• [Provided data]:

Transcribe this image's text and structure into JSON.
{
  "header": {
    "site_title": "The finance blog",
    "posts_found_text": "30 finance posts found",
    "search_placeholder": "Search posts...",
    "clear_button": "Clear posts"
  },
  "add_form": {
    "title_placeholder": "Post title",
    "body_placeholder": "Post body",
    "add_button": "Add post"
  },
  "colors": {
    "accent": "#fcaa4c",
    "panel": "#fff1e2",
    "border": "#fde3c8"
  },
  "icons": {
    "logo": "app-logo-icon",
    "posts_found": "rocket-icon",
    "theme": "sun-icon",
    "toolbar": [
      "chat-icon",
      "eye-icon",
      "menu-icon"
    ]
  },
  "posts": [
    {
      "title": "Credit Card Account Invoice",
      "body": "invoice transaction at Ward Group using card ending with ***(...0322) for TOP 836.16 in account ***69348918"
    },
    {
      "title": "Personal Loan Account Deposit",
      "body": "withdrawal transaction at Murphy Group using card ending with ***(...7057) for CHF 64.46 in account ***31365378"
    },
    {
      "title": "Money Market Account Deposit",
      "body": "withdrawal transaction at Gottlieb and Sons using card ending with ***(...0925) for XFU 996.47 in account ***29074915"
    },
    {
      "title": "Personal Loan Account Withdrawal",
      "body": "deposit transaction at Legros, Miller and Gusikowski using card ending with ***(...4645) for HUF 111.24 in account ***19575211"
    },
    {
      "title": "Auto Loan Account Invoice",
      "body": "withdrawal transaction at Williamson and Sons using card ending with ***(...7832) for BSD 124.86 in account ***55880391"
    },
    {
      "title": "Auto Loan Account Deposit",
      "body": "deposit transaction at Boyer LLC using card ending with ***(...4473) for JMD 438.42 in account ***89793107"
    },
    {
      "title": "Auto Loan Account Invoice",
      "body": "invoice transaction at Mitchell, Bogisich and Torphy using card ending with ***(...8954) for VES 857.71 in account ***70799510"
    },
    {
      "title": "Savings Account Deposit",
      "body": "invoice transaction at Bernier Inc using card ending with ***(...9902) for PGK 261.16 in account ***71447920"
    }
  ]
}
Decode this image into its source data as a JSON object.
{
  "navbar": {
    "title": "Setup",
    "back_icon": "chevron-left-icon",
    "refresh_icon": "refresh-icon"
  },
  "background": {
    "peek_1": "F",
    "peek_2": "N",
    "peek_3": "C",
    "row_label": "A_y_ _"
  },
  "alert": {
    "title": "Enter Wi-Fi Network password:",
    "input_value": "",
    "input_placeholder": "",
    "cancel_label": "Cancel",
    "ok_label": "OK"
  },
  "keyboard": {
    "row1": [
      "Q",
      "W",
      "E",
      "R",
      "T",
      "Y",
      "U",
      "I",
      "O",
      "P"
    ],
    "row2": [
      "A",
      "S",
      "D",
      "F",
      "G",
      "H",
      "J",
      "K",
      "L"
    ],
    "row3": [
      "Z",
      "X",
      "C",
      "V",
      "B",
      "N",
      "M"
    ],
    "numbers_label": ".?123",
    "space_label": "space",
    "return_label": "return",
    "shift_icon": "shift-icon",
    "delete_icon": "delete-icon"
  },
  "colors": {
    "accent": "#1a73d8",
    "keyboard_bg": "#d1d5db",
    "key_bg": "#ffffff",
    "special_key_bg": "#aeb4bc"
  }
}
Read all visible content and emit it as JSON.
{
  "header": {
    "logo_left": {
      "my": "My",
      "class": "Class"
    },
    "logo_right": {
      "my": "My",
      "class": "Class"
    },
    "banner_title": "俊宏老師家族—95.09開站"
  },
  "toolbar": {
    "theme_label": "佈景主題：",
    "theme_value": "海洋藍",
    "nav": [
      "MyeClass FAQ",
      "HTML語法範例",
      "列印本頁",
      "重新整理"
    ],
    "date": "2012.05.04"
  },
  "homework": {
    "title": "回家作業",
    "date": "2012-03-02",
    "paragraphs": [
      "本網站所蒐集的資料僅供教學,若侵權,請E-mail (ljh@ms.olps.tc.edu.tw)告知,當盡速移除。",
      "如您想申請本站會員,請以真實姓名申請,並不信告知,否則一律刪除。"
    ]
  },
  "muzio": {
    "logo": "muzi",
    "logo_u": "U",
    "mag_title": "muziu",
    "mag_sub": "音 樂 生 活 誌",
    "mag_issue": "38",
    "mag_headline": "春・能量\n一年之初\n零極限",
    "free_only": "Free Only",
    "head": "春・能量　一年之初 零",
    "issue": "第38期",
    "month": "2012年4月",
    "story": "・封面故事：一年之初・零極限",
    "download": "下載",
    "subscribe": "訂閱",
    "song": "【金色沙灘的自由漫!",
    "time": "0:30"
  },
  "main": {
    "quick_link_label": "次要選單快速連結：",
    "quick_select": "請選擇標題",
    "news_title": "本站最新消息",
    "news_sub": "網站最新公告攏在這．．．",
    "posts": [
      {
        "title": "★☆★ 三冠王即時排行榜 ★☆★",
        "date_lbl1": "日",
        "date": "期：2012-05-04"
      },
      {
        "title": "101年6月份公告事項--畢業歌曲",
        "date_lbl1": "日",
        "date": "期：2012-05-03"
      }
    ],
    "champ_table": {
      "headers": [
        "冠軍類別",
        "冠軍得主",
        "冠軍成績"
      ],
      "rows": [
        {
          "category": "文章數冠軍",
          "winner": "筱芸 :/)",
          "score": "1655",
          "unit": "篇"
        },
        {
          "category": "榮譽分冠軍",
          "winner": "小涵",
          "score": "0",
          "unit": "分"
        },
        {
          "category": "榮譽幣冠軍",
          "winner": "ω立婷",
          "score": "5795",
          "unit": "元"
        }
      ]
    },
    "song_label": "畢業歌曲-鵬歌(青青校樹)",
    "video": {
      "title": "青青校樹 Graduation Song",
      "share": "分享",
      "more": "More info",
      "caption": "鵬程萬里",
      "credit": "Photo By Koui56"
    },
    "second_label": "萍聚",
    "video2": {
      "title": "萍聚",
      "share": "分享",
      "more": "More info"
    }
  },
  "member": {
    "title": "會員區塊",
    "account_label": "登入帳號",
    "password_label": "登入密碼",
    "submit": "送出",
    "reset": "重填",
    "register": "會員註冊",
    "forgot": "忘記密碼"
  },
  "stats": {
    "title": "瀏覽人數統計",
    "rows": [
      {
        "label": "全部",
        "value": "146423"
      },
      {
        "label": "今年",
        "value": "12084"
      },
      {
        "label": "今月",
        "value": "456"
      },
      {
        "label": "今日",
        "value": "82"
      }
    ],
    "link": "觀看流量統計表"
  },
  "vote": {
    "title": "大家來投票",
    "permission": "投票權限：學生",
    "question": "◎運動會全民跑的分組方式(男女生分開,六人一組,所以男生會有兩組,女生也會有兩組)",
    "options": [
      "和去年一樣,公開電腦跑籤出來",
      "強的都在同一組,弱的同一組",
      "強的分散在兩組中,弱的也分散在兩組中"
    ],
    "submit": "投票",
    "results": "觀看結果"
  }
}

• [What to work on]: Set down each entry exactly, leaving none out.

• [Output of the task]:
Transcribe this image's text and structure into JSON.
{
  "header": {
    "site_title": "The finance blog",
    "posts_found_text": "30 finance posts found",
    "search_placeholder": "Search posts...",
    "clear_button": "Clear posts"
  },
  "add_form": {
    "title_placeholder": "Post title",
    "body_placeholder": "Post body",
    "add_button": "Add post"
  },
  "colors": {
    "accent": "#fcaa4c",
    "panel": "#fff1e2",
    "border": "#fde3c8"
  },
  "icons": {
    "logo": "app-logo-icon",
    "posts_found": "rocket-icon",
    "theme": "sun-icon",
    "toolbar": [
      "chat-icon",
      "eye-icon",
      "menu-icon"
    ]
  },
  "posts": [
    {
      "title": "Credit Card Account Invoice",
      "body": "invoice transaction at Ward Group using card ending with ***(...0322) for TOP 836.16 in account ***69348918"
    },
    {
      "title": "Personal Loan Account Deposit",
      "body": "withdrawal transaction at Murphy Group using card ending with ***(...7057) for CHF 64.46 in account ***31365378"
    },
    {
      "title": "Money Market Account Deposit",
      "body": "withdrawal transaction at Gottlieb and Sons using card ending with ***(...0925) for XFU 996.47 in account ***29074915"
    },
    {
      "title": "Personal Loan Account Withdrawal",
      "body": "deposit transaction at Legros, Miller and Gusikowski using card ending with ***(...4645) for HUF 111.24 in account ***19575211"
    },
    {
      "title": "Auto Loan Account Invoice",
      "body": "withdrawal transaction at Williamson and Sons using card ending with ***(...7832) for BSD 124.86 in account ***55880391"
    },
    {
      "title": "Auto Loan Account Deposit",
      "body": "deposit transaction at Boyer LLC using card ending with ***(...4473) for JMD 438.42 in account ***89793107"
    },
    {
      "title": "Auto Loan Account Invoice",
      "body": "invoice transaction at Mitchell, Bogisich and Torphy using card ending with ***(...8954) for VES 857.71 in account ***70799510"
    },
    {
      "title": "Savings Account Deposit",
      "body": "invoice transaction at Bernier Inc using card ending with ***(...9902) for PGK 261.16 in account ***71447920"
    }
  ]
}
Decode this image into its source data as a JSON object.
{
  "navbar": {
    "title": "Setup",
    "back_icon": "chevron-left-icon",
    "refresh_icon": "refresh-icon"
  },
  "background": {
    "peek_1": "F",
    "peek_2": "N",
    "peek_3": "C",
    "row_label": "A_y_ _"
  },
  "alert": {
    "title": "Enter Wi-Fi Network password:",
    "input_value": "",
    "input_placeholder": "",
    "cancel_label": "Cancel",
    "ok_label": "OK"
  },
  "keyboard": {
    "row1": [
      "Q",
      "W",
      "E",
      "R",
      "T",
      "Y",
      "U",
      "I",
      "O",
      "P"
    ],
    "row2": [
      "A",
      "S",
      "D",
      "F",
      "G",
      "H",
      "J",
      "K",
      "L"
    ],
    "row3": [
      "Z",
      "X",
      "C",
      "V",
      "B",
      "N",
      "M"
    ],
    "numbers_label": ".?123",
    "space_label": "space",
    "return_label": "return",
    "shift_icon": "shift-icon",
    "delete_icon": "delete-icon"
  },
  "colors": {
    "accent": "#1a73d8",
    "keyboard_bg": "#d1d5db",
    "key_bg": "#ffffff",
    "special_key_bg": "#aeb4bc"
  }
}
Read all visible content and emit it as JSON.
{
  "header": {
    "logo_left": {
      "my": "My",
      "class": "Class"
    },
    "logo_right": {
      "my": "My",
      "class": "Class"
    },
    "banner_title": "俊宏老師家族—95.09開站"
  },
  "toolbar": {
    "theme_label": "佈景主題：",
    "theme_value": "海洋藍",
    "nav": [
      "MyeClass FAQ",
      "HTML語法範例",
      "列印本頁",
      "重新整理"
    ],
    "date": "2012.05.04"
  },
  "homework": {
    "title": "回家作業",
    "date": "2012-03-02",
    "paragraphs": [
      "本網站所蒐集的資料僅供教學,若侵權,請E-mail (ljh@ms.olps.tc.edu.tw)告知,當盡速移除。",
      "如您想申請本站會員,請以真實姓名申請,並不信告知,否則一律刪除。"
    ]
  },
  "muzio": {
    "logo": "muzi",
    "logo_u": "U",
    "mag_title": "muziu",
    "mag_sub": "音 樂 生 活 誌",
    "mag_issue": "38",
    "mag_headline": "春・能量\n一年之初\n零極限",
    "free_only": "Free Only",
    "head": "春・能量　一年之初 零",
    "issue": "第38期",
    "month": "2012年4月",
    "story": "・封面故事：一年之初・零極限",
    "download": "下載",
    "subscribe": "訂閱",
    "song": "【金色沙灘的自由漫!",
    "time": "0:30"
  },
  "main": {
    "quick_link_label": "次要選單快速連結：",
    "quick_select": "請選擇標題",
    "news_title": "本站最新消息",
    "news_sub": "網站最新公告攏在這．．．",
    "posts": [
      {
        "title": "★☆★ 三冠王即時排行榜 ★☆★",
        "date_lbl1": "日",
        "date": "期：2012-05-04"
      },
      {
        "title": "101年6月份公告事項--畢業歌曲",
        "date_lbl1": "日",
        "date": "期：2012-05-03"
      }
    ],
    "champ_table": {
      "headers": [
        "冠軍類別",
        "冠軍得主",
        "冠軍成績"
      ],
      "rows": [
        {
          "category": "文章數冠軍",
          "winner": "筱芸 :/)",
          "score": "1655",
          "unit": "篇"
        },
        {
          "category": "榮譽分冠軍",
          "winner": "小涵",
          "score": "0",
          "unit": "分"
        },
        {
          "category": "榮譽幣冠軍",
          "winner": "ω立婷",
          "score": "5795",
          "unit": "元"
        }
      ]
    },
    "song_label": "畢業歌曲-鵬歌(青青校樹)",
    "video": {
      "title": "青青校樹 Graduation Song",
      "share": "分享",
      "more": "More info",
      "caption": "鵬程萬里",
      "credit": "Photo By Koui56"
    },
    "second_label": "萍聚",
    "video2": {
      "title": "萍聚",
      "share": "分享",
      "more": "More info"
    }
  },
  "member": {
    "title": "會員區塊",
    "account_label": "登入帳號",
    "password_label": "登入密碼",
    "submit": "送出",
    "reset": "重填",
    "register": "會員註冊",
    "forgot": "忘記密碼"
  },
  "stats": {
    "title": "瀏覽人數統計",
    "rows": [
      {
        "label": "全部",
        "value": "146423"
      },
      {
        "label": "今年",
        "value": "12084"
      },
      {
        "label": "今月",
        "value": "456"
      },
      {
        "label": "今日",
        "value": "82"
      }
    ],
    "link": "觀看流量統計表"
  },
  "vote": {
    "title": "大家來投票",
    "permission": "投票權限：學生",
    "question": "◎運動會全民跑的分組方式(男女生分開,六人一組,所以男生會有兩組,女生也會有兩組)",
    "options": [
      "和去年一樣,公開電腦跑籤出來",
      "強的都在同一組,弱的同一組",
      "強的分散在兩組中,弱的也分散在兩組中"
    ],
    "submit": "投票",
    "results": "觀看結果"
  }
}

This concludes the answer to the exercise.